Skin Cancer on the Rise in Young Women
By Emma G. Fitzsimmons, NY Times, July 5, 2013
On a hot July day last summer, I was lying on the beach at Coney Island with my younger brother when he noticed a dark mole on the back of my arm. “You should really get that checked at the dermatologist,” he said in a worried tone.
It turned out that the mole on my arm was fine, but another one on my cheek was basal cell skin cancer. A few weeks later, I had surgery to remove it and left the plastic surgeon’s office with a 1.5-inch scar sloping down my right cheek.
Friends and colleagues were surprised to see the scar because I was only 28. Even the medical resident who attended my operation said I was the youngest skin cancer patient she had met.
But as I learned more about skin cancer, I discovered that it is becoming increasingly common, especially among young women. A recent study by the Mayo Clinic found that melanoma, the most serious type, had increased eightfold for women under 40 since 1970.
"There is this thought that, ‘It won’t happen to me because I’m young,’ but that’s not true anymore," said Dr. Jerry Brewer, a dermatologist at the Mayo Clinic and an author of the study.
Experts say that tanning beds are a major factor behind the increase in all three types of skin cancer for young women. More than 20 million people use tanning beds each year, and 70 percent of customers are young white women, who are at increased risk of developing skin cancer. The lamps in tanning beds can give off 10 to 15 times the UVA radiation of normal sun exposure, accelerating the process of skin damage. Instead of getting skin cancer 30 or 40 years down the line, many young women are getting it 5 or 10 years later, Dr. Brewer said.

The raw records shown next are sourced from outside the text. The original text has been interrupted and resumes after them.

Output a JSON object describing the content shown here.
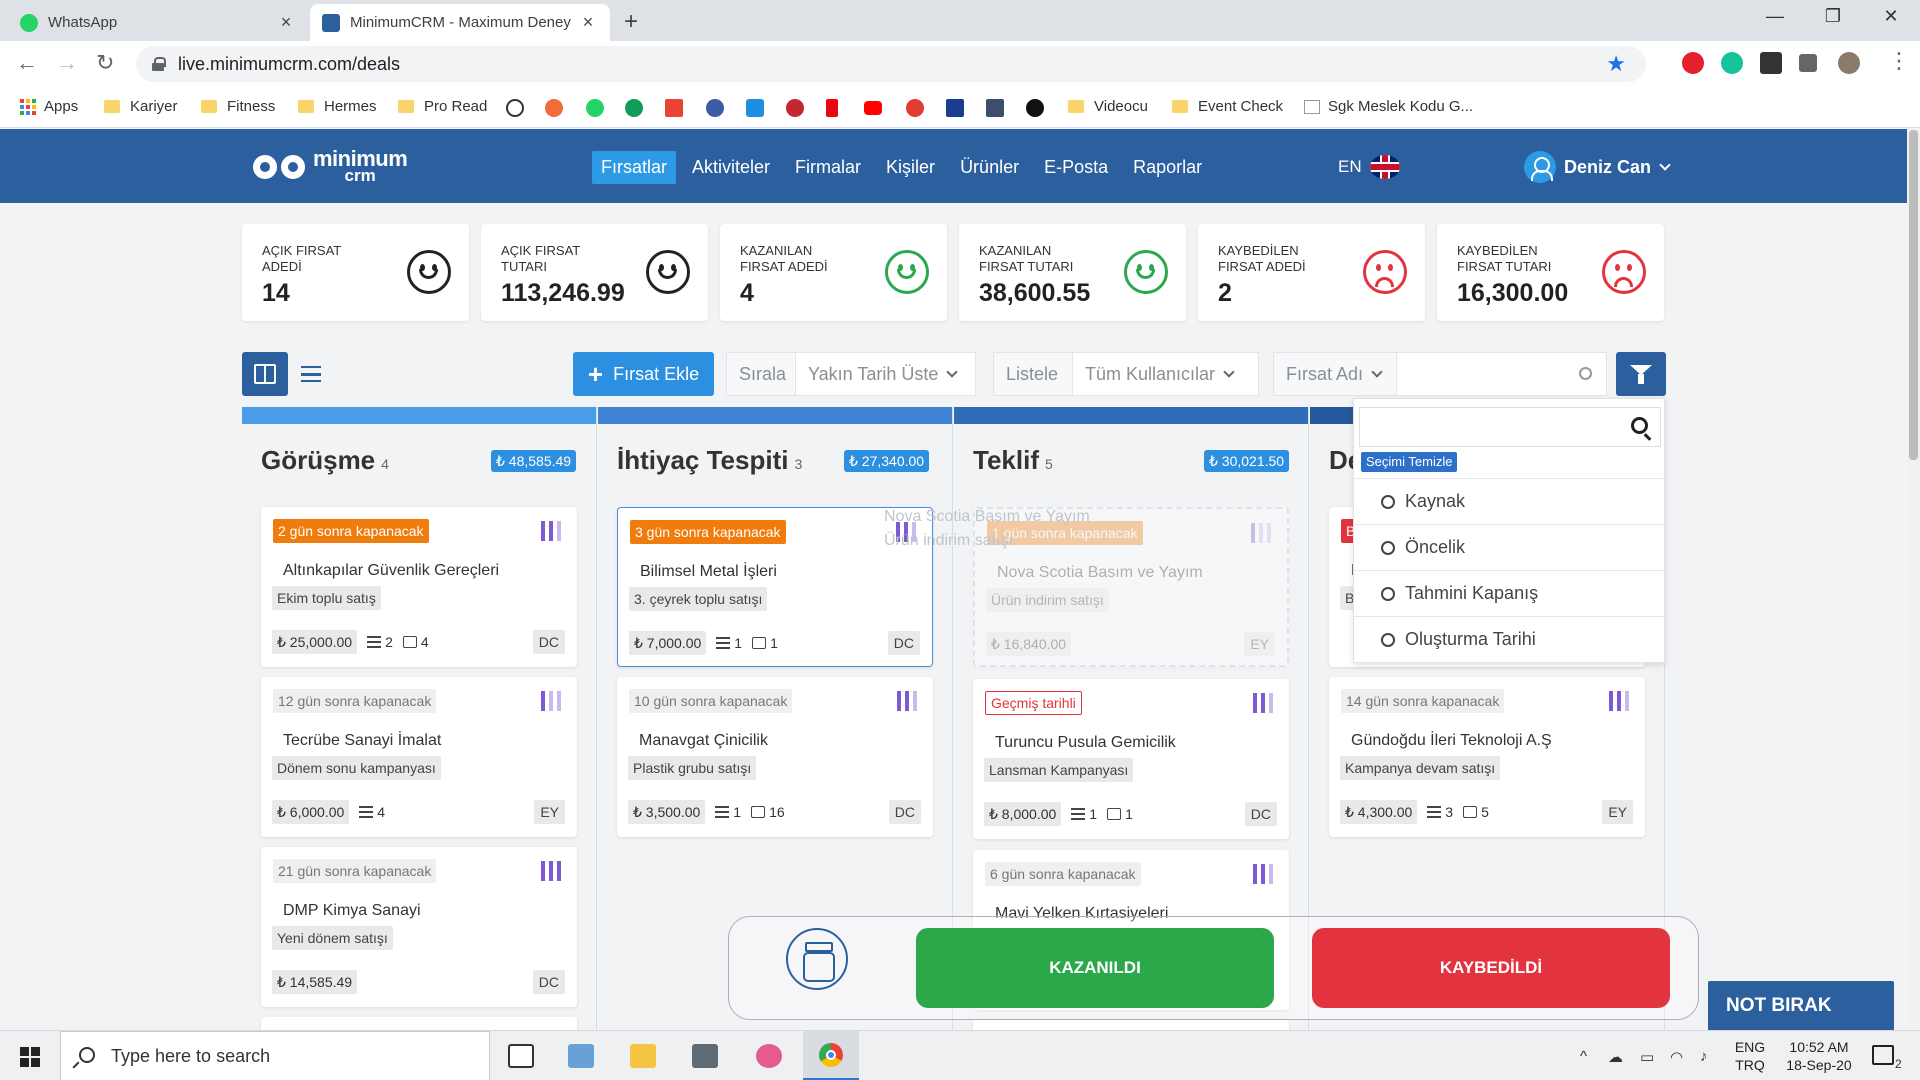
{
  "browser": {
    "tabs": [
      {
        "title": "WhatsApp",
        "active": false
      },
      {
        "title": "MinimumCRM - Maximum Deney",
        "active": true
      }
    ],
    "url": "live.minimumcrm.com/deals",
    "bookmarks": [
      "Apps",
      "Kariyer",
      "Fitness",
      "Hermes",
      "Pro Read",
      "Videocu",
      "Event Check",
      "Sgk Meslek Kodu G..."
    ]
  },
  "app": {
    "logo_top": "minimum",
    "logo_bottom": "crm",
    "nav": [
      "Fırsatlar",
      "Aktiviteler",
      "Firmalar",
      "Kişiler",
      "Ürünler",
      "E-Posta",
      "Raporlar"
    ],
    "nav_active": "Fırsatlar",
    "lang": "EN",
    "user": "Deniz Can"
  },
  "stats": [
    {
      "label": "AÇIK FIRSAT ADEDİ",
      "value": "14",
      "mood": "neutral"
    },
    {
      "label": "AÇIK FIRSAT TUTARI",
      "value": "113,246.99",
      "mood": "neutral"
    },
    {
      "label": "KAZANILAN FIRSAT ADEDİ",
      "value": "4",
      "mood": "happy"
    },
    {
      "label": "KAZANILAN FIRSAT TUTARI",
      "value": "38,600.55",
      "mood": "happy"
    },
    {
      "label": "KAYBEDİLEN FIRSAT ADEDİ",
      "value": "2",
      "mood": "sad"
    },
    {
      "label": "KAYBEDİLEN FIRSAT TUTARI",
      "value": "16,300.00",
      "mood": "sad"
    }
  ],
  "filters": {
    "add_label": "Fırsat Ekle",
    "sort_label": "Sırala",
    "sort_value": "Yakın Tarih Üste",
    "list_label": "Listele",
    "list_value": "Tüm Kullanıcılar",
    "field_value": "Fırsat Adı",
    "search_placeholder": ""
  },
  "columns": [
    {
      "title": "Görüşme",
      "count": "4",
      "total": "₺ 48,585.49",
      "cards": [
        {
          "badge": "2 gün sonra kapanacak",
          "badge_style": "orange",
          "prio": 2,
          "name": "Altınkapılar Güvenlik Gereçleri",
          "tag": "Ekim toplu satış",
          "amount": "₺ 25,000.00",
          "tasks": "2",
          "notes": "4",
          "owner": "DC"
        },
        {
          "badge": "12 gün sonra kapanacak",
          "badge_style": "gray",
          "prio": 1,
          "name": "Tecrübe Sanayi İmalat",
          "tag": "Dönem sonu kampanyası",
          "amount": "₺ 6,000.00",
          "tasks": "4",
          "notes": "",
          "owner": "EY"
        },
        {
          "badge": "21 gün sonra kapanacak",
          "badge_style": "gray",
          "prio": 3,
          "name": "DMP Kimya Sanayi",
          "tag": "Yeni dönem satışı",
          "amount": "₺ 14,585.49",
          "tasks": "",
          "notes": "",
          "owner": "DC"
        }
      ]
    },
    {
      "title": "İhtiyaç Tespiti",
      "count": "3",
      "total": "₺ 27,340.00",
      "cards": [
        {
          "badge": "3 gün sonra kapanacak",
          "badge_style": "orange",
          "prio": 2,
          "name": "Bilimsel Metal İşleri",
          "tag": "3. çeyrek toplu satışı",
          "amount": "₺ 7,000.00",
          "tasks": "1",
          "notes": "1",
          "owner": "DC"
        },
        {
          "badge": "10 gün sonra kapanacak",
          "badge_style": "gray",
          "prio": 2,
          "name": "Manavgat Çinicilik",
          "tag": "Plastik grubu satışı",
          "amount": "₺ 3,500.00",
          "tasks": "1",
          "notes": "16",
          "owner": "DC"
        }
      ]
    },
    {
      "title": "Teklif",
      "count": "5",
      "total": "₺ 30,021.50",
      "cards": [
        {
          "badge": "1 gün sonra kapanacak",
          "badge_style": "orange",
          "prio": 1,
          "name": "Nova Scotia Basım ve Yayım",
          "tag": "Ürün indirim satışı",
          "amount": "₺ 16,840.00",
          "tasks": "",
          "notes": "",
          "owner": "EY"
        },
        {
          "badge": "Geçmiş tarihli",
          "badge_style": "red",
          "prio": 2,
          "name": "Turuncu Pusula Gemicilik",
          "tag": "Lansman Kampanyası",
          "amount": "₺ 8,000.00",
          "tasks": "1",
          "notes": "1",
          "owner": "DC"
        },
        {
          "badge": "6 gün sonra kapanacak",
          "badge_style": "gray",
          "prio": 2,
          "name": "Mavi Yelken Kırtasiyeleri",
          "tag": "",
          "amount": "",
          "tasks": "",
          "notes": "",
          "owner": ""
        }
      ]
    },
    {
      "title": "De",
      "count": "",
      "total": "",
      "cards": [
        {
          "badge": "B",
          "badge_style": "red",
          "prio": 0,
          "name": "Ko",
          "tag": "B",
          "amount": "",
          "tasks": "",
          "notes": "",
          "owner": ""
        },
        {
          "badge": "14 gün sonra kapanacak",
          "badge_style": "gray",
          "prio": 2,
          "name": "Gündoğdu İleri Teknoloji A.Ş",
          "tag": "Kampanya devam satışı",
          "amount": "₺ 4,300.00",
          "tasks": "3",
          "notes": "5",
          "owner": "EY"
        }
      ]
    }
  ],
  "sort_dropdown": {
    "clear_label": "Seçimi Temizle",
    "options": [
      "Kaynak",
      "Öncelik",
      "Tahmini Kapanış",
      "Oluşturma Tarihi"
    ]
  },
  "drop_targets": {
    "won": "KAZANILDI",
    "lost": "KAYBEDİLDİ",
    "note": "NOT BIRAK"
  },
  "taskbar": {
    "search_placeholder": "Type here to search",
    "lang_top": "ENG",
    "lang_bottom": "TRQ",
    "time": "10:52 AM",
    "date": "18-Sep-20",
    "notifications": "2"
  },
  "colors": {
    "header": "#2c5f9e",
    "accent": "#2d8fe0",
    "won": "#2aa84a",
    "lost": "#e2333f",
    "overdue": "#f07c0d",
    "priority": "#7e5bd2"
  }
}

Though I have never used a tanning bed, my dermatologist said I had an unlucky trio of risk factors: fair skin and blue eyes, an upbringing in Texas, where I spent long days in the sun growing up, and a family history of skin cancer. My grandmother and aunt had melanoma and survived, and my mother had basal cell carcinoma too.
While more than three million cases of basal and squamous cell carcinoma are diagnosed each year, only about 2,000 people a year die from these non-melanoma skin cancers. Melanoma is a far more ominous diagnosis, causing about 9,400 deaths each year in the United States.
Dr. Darrell Rigel, a dermatology professor at NYU Langone Medical Center, says that every month at his New York practice, about two women in their 20s are found to have early melanoma, a dramatic rise from 20 years ago. Once melanoma is the size of a dime, there is a good chance that it has already spread and treatment may not work, Dr. Rigel said. “I know I’m looking at a death sentence on their arm, and they feel perfectly fine,” he said. “It’s absolutely awful.”
My brush with skin cancer has certainly changed how I view the sun. I don’t want another scar—or worse, a diagnosis of melanoma. I wear a 30 SPF sunscreen on my face every day and bought several sun-protective long-sleeve shirts to wear outdoors this summer.
I returned to Texas in April for a friend’s wedding at a resort in the woods. After a long winter in New York, my husband and I were excited to go swimming at a pool near our cabin. In the past, I would have grabbed a lounge chair in the sun, seeing it as the perfect opportunity to arrive at the ceremony with a sun-kissed glow. But this time, I picked a chair under a wide umbrella. It’s just not worth it anymore.
Even a few sunburns can significantly raise your risk of skin cancer, Dr. Brewer said.
"Deciding how much sun you want to get is like asking how much cyanide you want in your breakfast cereal," he said. "There is no amount of tan that is healthy."